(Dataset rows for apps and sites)
============

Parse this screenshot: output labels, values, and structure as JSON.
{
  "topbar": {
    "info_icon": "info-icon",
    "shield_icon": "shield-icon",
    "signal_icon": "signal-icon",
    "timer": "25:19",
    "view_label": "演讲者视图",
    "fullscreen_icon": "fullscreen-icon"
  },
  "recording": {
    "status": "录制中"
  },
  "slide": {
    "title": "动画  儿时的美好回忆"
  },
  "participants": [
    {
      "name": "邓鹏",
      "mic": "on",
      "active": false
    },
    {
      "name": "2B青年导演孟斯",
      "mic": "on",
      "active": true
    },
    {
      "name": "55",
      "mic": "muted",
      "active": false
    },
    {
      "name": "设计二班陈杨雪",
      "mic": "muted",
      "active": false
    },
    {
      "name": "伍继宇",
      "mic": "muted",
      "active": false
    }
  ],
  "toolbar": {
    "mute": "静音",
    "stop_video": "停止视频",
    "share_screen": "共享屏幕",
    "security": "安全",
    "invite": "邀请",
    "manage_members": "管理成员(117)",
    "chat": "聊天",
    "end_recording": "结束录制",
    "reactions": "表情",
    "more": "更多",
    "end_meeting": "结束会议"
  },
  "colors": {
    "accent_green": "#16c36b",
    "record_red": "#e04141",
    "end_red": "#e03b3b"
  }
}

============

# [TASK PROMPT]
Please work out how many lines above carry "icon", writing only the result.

# [SOLUTION FOR THIS EXERCISE]
4